When the word "apply" appears in a line of the data below, list that line.
══════
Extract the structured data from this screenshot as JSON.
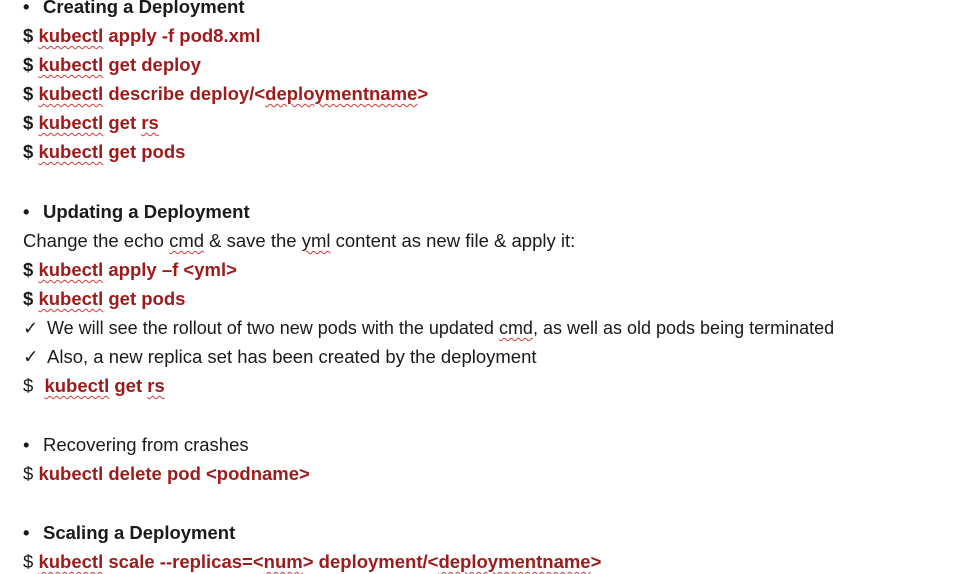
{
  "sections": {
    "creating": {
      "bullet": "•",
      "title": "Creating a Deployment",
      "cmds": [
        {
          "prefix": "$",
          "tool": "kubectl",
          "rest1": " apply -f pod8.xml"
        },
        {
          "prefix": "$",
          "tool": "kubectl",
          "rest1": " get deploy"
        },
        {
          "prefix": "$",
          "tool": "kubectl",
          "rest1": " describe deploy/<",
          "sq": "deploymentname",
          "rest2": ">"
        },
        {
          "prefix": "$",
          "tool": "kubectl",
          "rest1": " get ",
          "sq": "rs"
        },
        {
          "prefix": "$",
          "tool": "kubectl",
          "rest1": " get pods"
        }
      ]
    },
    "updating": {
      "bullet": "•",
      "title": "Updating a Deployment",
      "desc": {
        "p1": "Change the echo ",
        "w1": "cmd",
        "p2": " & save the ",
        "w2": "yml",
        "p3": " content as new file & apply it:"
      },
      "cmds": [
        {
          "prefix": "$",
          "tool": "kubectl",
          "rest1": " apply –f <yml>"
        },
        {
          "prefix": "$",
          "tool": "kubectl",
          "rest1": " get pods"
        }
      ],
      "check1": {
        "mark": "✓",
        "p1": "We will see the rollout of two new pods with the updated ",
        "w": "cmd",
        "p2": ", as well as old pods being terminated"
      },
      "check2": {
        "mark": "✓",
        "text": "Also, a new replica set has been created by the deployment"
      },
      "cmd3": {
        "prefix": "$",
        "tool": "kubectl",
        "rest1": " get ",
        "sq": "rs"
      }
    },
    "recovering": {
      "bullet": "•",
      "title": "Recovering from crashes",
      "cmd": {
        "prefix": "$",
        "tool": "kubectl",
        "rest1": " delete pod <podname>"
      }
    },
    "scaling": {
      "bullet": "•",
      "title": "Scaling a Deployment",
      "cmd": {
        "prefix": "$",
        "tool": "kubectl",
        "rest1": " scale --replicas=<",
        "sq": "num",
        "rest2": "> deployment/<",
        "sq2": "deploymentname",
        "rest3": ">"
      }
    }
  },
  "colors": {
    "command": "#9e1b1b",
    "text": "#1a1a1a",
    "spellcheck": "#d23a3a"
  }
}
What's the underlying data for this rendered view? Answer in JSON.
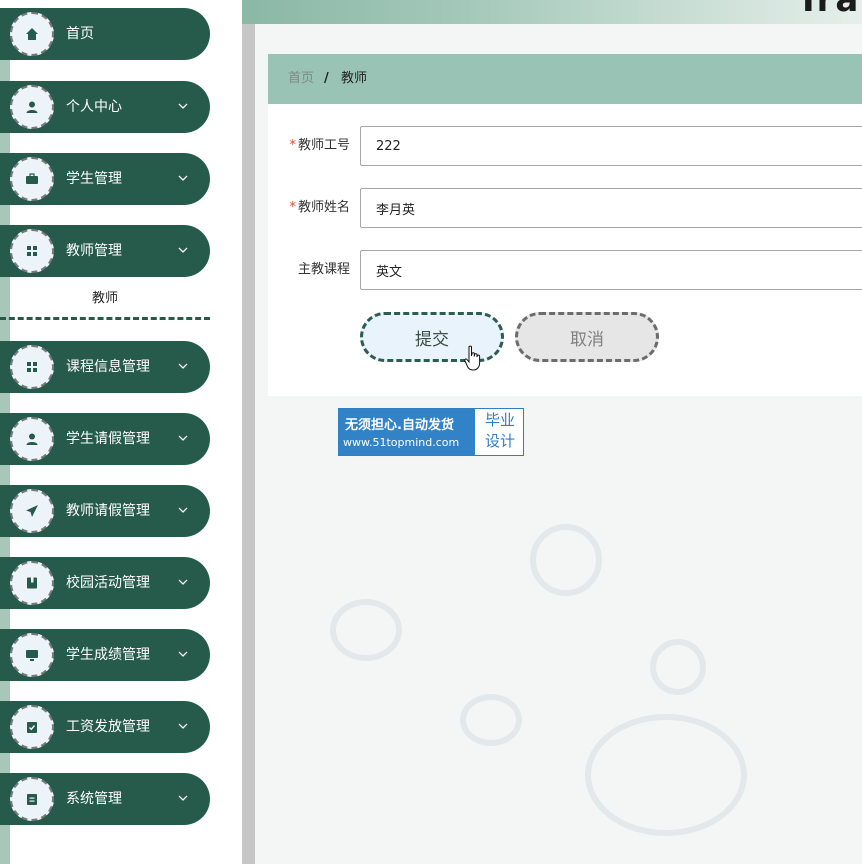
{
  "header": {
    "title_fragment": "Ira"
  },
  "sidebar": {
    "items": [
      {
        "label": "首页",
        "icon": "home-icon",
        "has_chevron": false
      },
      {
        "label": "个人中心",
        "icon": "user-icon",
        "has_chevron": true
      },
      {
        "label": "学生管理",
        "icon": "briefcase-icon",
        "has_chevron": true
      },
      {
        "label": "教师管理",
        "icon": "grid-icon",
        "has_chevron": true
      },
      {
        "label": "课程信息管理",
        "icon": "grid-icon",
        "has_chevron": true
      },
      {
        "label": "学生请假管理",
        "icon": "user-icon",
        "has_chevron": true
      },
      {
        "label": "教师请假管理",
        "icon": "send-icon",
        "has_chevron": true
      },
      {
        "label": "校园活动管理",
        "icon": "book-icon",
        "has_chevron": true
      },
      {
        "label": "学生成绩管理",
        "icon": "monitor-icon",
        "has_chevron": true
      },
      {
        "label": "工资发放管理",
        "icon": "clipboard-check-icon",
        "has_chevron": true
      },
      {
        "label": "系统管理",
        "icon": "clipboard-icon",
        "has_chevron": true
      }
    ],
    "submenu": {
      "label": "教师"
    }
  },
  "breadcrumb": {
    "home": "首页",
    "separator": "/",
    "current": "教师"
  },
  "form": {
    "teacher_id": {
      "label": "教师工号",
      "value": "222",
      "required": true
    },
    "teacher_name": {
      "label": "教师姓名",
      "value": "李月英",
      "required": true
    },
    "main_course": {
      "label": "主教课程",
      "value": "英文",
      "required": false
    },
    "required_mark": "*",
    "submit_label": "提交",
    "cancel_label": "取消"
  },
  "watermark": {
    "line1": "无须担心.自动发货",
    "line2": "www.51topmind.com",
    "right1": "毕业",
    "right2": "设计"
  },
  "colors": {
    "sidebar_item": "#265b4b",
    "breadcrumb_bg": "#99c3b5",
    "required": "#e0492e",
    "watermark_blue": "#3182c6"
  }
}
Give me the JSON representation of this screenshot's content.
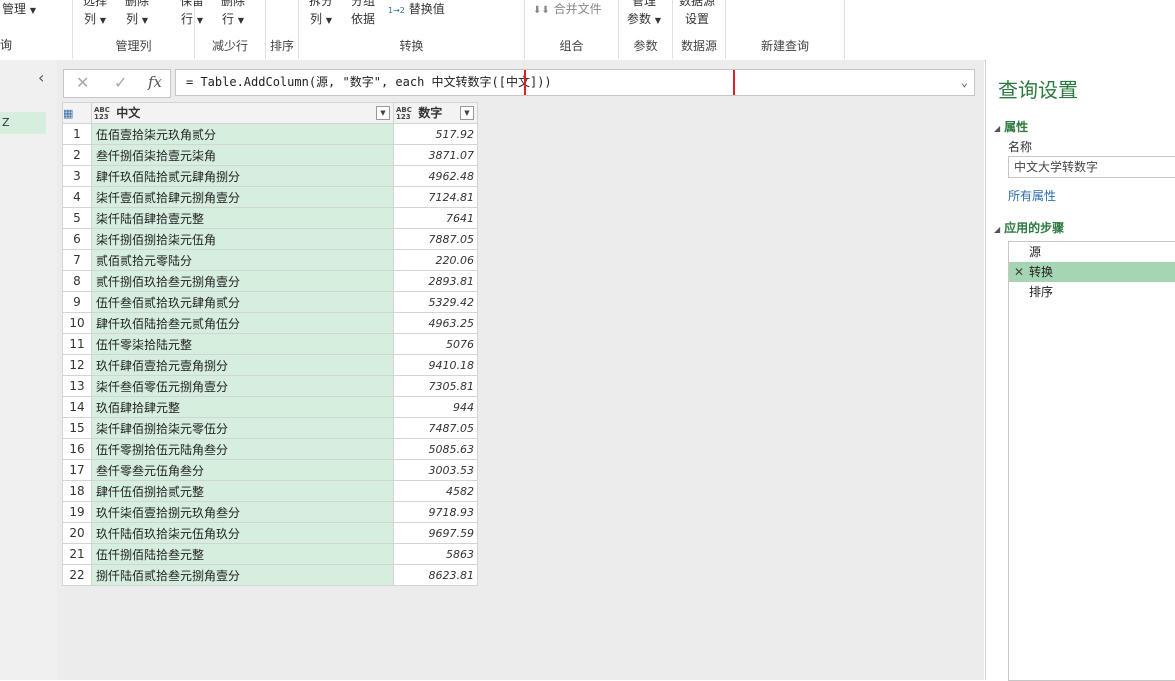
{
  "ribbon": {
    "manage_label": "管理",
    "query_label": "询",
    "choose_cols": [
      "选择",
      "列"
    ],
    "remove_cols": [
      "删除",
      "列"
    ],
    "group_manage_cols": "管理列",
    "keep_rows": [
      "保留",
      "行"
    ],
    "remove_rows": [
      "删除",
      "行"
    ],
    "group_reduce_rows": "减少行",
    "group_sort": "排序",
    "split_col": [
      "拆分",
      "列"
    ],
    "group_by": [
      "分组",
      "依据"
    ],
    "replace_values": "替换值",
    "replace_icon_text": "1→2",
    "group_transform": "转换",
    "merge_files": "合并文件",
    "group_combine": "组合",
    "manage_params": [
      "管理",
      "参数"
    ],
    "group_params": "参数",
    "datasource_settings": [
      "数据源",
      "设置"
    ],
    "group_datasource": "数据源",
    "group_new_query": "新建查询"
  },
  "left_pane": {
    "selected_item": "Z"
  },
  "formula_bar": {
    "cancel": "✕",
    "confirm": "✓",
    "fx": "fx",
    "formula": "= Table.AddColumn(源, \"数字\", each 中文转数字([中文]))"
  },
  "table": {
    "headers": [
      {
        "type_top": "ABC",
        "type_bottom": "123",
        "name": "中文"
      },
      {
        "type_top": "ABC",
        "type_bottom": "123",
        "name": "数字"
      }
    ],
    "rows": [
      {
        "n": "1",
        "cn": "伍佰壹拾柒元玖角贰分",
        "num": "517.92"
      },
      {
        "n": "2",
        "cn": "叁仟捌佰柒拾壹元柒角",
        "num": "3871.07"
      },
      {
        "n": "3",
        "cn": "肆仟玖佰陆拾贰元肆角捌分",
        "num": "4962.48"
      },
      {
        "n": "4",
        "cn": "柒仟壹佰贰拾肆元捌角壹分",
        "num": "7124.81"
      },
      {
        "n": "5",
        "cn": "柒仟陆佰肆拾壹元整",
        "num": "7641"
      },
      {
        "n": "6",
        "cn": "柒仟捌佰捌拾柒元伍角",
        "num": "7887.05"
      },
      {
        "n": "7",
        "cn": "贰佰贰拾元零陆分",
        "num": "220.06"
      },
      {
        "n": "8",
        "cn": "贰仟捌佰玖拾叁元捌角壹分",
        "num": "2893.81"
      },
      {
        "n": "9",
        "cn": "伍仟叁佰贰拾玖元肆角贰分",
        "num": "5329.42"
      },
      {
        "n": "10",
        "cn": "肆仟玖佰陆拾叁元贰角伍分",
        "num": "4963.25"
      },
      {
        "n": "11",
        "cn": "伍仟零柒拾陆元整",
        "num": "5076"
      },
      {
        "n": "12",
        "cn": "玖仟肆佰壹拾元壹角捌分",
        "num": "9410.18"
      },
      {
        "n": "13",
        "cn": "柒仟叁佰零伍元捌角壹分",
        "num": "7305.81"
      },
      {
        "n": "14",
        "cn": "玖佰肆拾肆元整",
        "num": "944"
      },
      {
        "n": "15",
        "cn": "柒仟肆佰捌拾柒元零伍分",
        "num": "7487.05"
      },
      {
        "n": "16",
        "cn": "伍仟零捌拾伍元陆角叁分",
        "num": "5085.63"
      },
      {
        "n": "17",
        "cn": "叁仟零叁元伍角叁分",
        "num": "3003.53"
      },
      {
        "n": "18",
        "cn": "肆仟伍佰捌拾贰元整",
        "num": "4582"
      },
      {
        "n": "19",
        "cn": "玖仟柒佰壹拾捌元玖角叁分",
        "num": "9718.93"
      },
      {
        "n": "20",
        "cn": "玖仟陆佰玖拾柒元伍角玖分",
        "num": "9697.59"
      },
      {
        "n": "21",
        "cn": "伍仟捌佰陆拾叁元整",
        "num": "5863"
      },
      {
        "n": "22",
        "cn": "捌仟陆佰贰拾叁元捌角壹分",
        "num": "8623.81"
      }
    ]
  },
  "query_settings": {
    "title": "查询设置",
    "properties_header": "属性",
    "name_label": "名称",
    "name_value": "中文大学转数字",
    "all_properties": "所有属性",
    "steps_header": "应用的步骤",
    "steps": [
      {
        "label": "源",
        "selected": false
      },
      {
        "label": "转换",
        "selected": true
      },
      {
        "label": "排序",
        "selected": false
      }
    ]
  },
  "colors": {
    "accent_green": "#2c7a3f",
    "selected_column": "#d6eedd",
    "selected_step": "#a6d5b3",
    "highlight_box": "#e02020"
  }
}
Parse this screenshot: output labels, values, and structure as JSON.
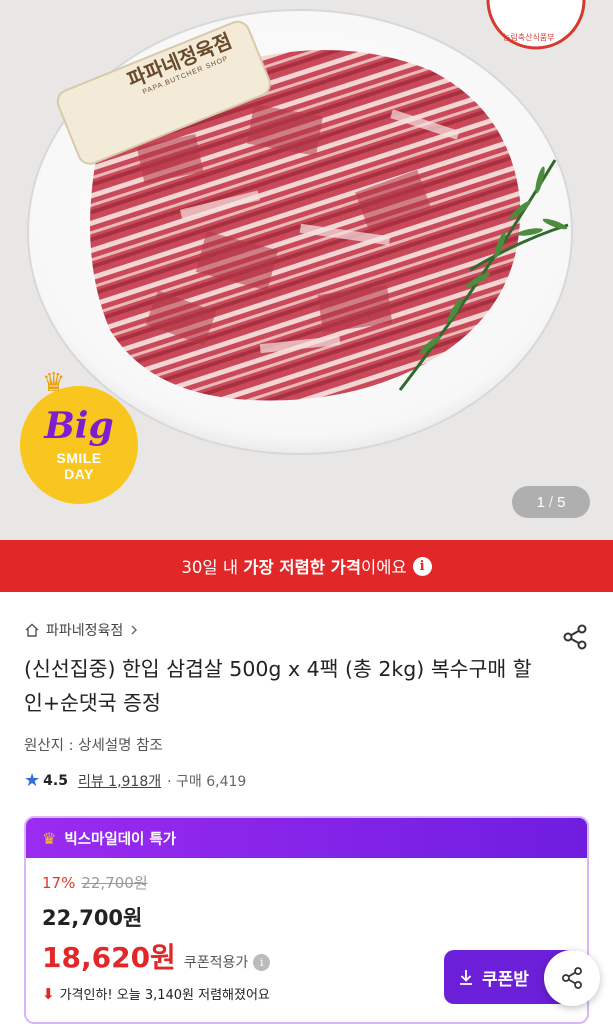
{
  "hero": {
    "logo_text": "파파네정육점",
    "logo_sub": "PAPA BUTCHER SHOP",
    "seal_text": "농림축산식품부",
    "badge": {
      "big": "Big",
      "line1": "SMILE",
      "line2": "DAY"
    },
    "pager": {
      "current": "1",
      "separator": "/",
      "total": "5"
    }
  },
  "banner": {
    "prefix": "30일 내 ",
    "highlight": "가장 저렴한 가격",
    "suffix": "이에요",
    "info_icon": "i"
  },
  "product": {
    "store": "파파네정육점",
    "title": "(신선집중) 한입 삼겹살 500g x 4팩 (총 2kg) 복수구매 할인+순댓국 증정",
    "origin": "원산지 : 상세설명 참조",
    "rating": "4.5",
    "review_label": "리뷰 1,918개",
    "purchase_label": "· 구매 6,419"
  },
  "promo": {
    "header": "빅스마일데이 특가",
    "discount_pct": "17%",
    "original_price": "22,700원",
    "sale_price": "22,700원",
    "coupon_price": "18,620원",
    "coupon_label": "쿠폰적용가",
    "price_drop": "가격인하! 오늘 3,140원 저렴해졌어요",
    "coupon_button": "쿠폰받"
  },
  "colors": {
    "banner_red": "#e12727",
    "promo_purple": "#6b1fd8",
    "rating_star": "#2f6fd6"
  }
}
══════
§ **Answer to the exercise**:
          "rest1": " apply -f pod8.xml"
        "p3": " content as new file & apply it:"
          "rest1": " apply –f <yml>"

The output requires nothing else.